START Data in this exercise
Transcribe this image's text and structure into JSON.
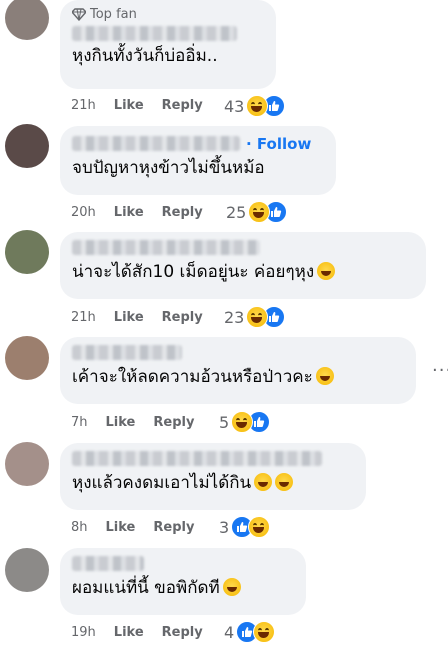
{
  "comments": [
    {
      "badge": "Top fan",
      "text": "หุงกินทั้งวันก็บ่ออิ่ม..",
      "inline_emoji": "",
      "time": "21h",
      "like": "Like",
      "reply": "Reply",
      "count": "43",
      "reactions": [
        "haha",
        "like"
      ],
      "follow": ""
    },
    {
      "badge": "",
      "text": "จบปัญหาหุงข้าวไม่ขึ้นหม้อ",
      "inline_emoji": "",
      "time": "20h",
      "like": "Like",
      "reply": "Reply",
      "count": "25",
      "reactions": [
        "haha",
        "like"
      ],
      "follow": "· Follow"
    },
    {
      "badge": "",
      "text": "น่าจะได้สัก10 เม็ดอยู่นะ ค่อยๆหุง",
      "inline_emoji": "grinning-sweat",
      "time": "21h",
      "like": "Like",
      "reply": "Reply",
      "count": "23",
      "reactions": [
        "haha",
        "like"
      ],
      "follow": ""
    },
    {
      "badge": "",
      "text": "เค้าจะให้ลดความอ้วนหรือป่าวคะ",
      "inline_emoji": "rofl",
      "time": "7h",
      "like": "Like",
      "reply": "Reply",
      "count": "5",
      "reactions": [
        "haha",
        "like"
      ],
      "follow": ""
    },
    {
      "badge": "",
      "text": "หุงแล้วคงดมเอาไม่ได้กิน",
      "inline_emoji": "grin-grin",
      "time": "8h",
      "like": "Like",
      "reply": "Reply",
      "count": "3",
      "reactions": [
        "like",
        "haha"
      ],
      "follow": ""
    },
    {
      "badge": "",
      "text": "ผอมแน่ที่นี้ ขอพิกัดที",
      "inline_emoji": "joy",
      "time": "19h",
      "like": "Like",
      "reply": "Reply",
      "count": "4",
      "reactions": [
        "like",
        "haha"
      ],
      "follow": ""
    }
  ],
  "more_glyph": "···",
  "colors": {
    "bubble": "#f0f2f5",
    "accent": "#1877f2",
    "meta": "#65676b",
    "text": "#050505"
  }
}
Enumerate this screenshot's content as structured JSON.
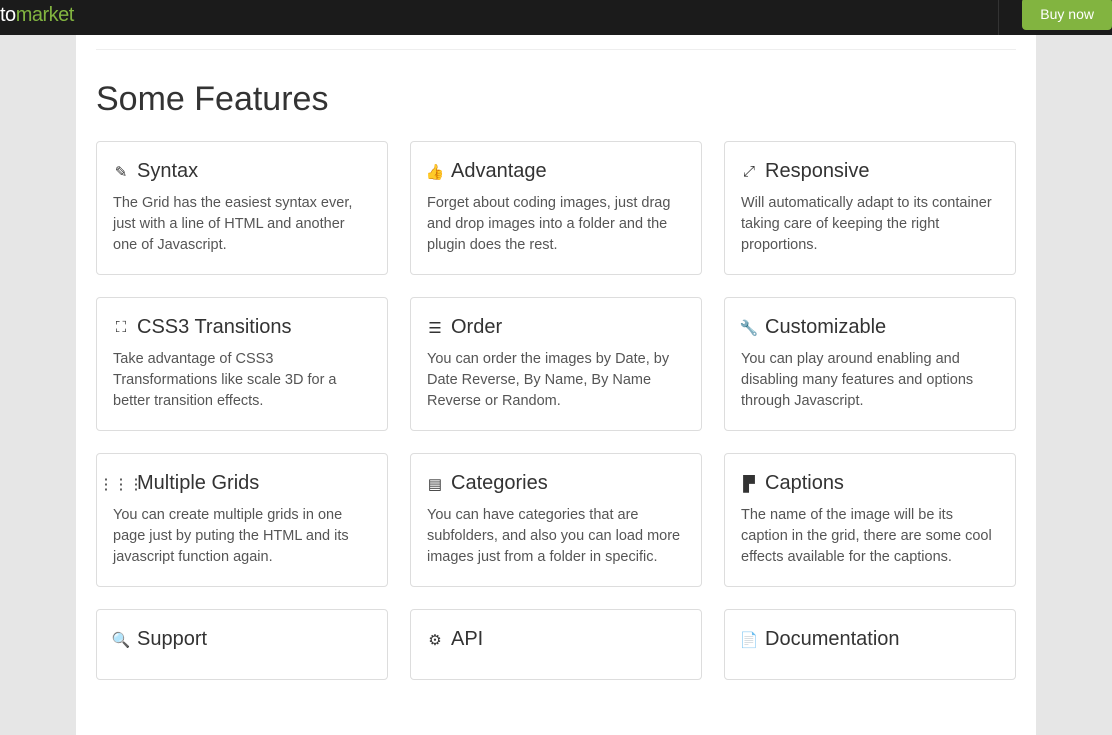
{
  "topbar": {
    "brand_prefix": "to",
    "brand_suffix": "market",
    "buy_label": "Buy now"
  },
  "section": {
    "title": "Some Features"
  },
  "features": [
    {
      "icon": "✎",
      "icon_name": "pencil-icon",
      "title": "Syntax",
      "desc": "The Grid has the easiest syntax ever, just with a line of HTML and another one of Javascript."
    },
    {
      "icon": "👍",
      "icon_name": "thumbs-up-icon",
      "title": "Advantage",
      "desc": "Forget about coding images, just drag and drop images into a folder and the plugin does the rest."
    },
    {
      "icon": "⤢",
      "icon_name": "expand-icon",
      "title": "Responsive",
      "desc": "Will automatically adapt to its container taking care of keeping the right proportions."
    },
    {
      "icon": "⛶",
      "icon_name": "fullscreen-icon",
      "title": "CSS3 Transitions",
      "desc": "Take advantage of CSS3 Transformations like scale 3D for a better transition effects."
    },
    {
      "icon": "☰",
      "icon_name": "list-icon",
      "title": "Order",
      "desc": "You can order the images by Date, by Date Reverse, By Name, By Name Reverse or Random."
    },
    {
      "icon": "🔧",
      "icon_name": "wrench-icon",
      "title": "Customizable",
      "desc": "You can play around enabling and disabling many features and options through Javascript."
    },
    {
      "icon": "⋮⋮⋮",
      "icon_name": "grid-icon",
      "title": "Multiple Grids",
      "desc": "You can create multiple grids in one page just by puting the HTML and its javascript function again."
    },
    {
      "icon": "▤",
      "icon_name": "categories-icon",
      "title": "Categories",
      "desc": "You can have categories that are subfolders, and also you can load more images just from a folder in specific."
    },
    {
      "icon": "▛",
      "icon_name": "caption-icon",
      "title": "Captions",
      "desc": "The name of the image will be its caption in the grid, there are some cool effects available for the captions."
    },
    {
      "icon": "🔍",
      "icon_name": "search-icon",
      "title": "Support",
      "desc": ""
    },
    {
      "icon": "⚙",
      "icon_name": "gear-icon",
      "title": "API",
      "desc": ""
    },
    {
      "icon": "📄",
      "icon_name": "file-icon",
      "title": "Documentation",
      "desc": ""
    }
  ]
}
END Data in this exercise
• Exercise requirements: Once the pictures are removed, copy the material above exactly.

• Task answer:
Transcribe this image's text and structure into JSON.
{
  "comments": [
    {
      "badge": "Top fan",
      "text": "หุงกินทั้งวันก็บ่ออิ่ม..",
      "inline_emoji": "",
      "time": "21h",
      "like": "Like",
      "reply": "Reply",
      "count": "43",
      "reactions": [
        "haha",
        "like"
      ],
      "follow": ""
    },
    {
      "badge": "",
      "text": "จบปัญหาหุงข้าวไม่ขึ้นหม้อ",
      "inline_emoji": "",
      "time": "20h",
      "like": "Like",
      "reply": "Reply",
      "count": "25",
      "reactions": [
        "haha",
        "like"
      ],
      "follow": "· Follow"
    },
    {
      "badge": "",
      "text": "น่าจะได้สัก10 เม็ดอยู่นะ ค่อยๆหุง",
      "inline_emoji": "grinning-sweat",
      "time": "21h",
      "like": "Like",
      "reply": "Reply",
      "count": "23",
      "reactions": [
        "haha",
        "like"
      ],
      "follow": ""
    },
    {
      "badge": "",
      "text": "เค้าจะให้ลดความอ้วนหรือป่าวคะ",
      "inline_emoji": "rofl",
      "time": "7h",
      "like": "Like",
      "reply": "Reply",
      "count": "5",
      "reactions": [
        "haha",
        "like"
      ],
      "follow": ""
    },
    {
      "badge": "",
      "text": "หุงแล้วคงดมเอาไม่ได้กิน",
      "inline_emoji": "grin-grin",
      "time": "8h",
      "like": "Like",
      "reply": "Reply",
      "count": "3",
      "reactions": [
        "like",
        "haha"
      ],
      "follow": ""
    },
    {
      "badge": "",
      "text": "ผอมแน่ที่นี้ ขอพิกัดที",
      "inline_emoji": "joy",
      "time": "19h",
      "like": "Like",
      "reply": "Reply",
      "count": "4",
      "reactions": [
        "like",
        "haha"
      ],
      "follow": ""
    }
  ],
  "more_glyph": "···",
  "colors": {
    "bubble": "#f0f2f5",
    "accent": "#1877f2",
    "meta": "#65676b",
    "text": "#050505"
  }
}
Enumerate this screenshot's content as structured JSON.
{
  "topbar": {
    "brand_prefix": "to",
    "brand_suffix": "market",
    "buy_label": "Buy now"
  },
  "section": {
    "title": "Some Features"
  },
  "features": [
    {
      "icon": "✎",
      "icon_name": "pencil-icon",
      "title": "Syntax",
      "desc": "The Grid has the easiest syntax ever, just with a line of HTML and another one of Javascript."
    },
    {
      "icon": "👍",
      "icon_name": "thumbs-up-icon",
      "title": "Advantage",
      "desc": "Forget about coding images, just drag and drop images into a folder and the plugin does the rest."
    },
    {
      "icon": "⤢",
      "icon_name": "expand-icon",
      "title": "Responsive",
      "desc": "Will automatically adapt to its container taking care of keeping the right proportions."
    },
    {
      "icon": "⛶",
      "icon_name": "fullscreen-icon",
      "title": "CSS3 Transitions",
      "desc": "Take advantage of CSS3 Transformations like scale 3D for a better transition effects."
    },
    {
      "icon": "☰",
      "icon_name": "list-icon",
      "title": "Order",
      "desc": "You can order the images by Date, by Date Reverse, By Name, By Name Reverse or Random."
    },
    {
      "icon": "🔧",
      "icon_name": "wrench-icon",
      "title": "Customizable",
      "desc": "You can play around enabling and disabling many features and options through Javascript."
    },
    {
      "icon": "⋮⋮⋮",
      "icon_name": "grid-icon",
      "title": "Multiple Grids",
      "desc": "You can create multiple grids in one page just by puting the HTML and its javascript function again."
    },
    {
      "icon": "▤",
      "icon_name": "categories-icon",
      "title": "Categories",
      "desc": "You can have categories that are subfolders, and also you can load more images just from a folder in specific."
    },
    {
      "icon": "▛",
      "icon_name": "caption-icon",
      "title": "Captions",
      "desc": "The name of the image will be its caption in the grid, there are some cool effects available for the captions."
    },
    {
      "icon": "🔍",
      "icon_name": "search-icon",
      "title": "Support",
      "desc": ""
    },
    {
      "icon": "⚙",
      "icon_name": "gear-icon",
      "title": "API",
      "desc": ""
    },
    {
      "icon": "📄",
      "icon_name": "file-icon",
      "title": "Documentation",
      "desc": ""
    }
  ]
}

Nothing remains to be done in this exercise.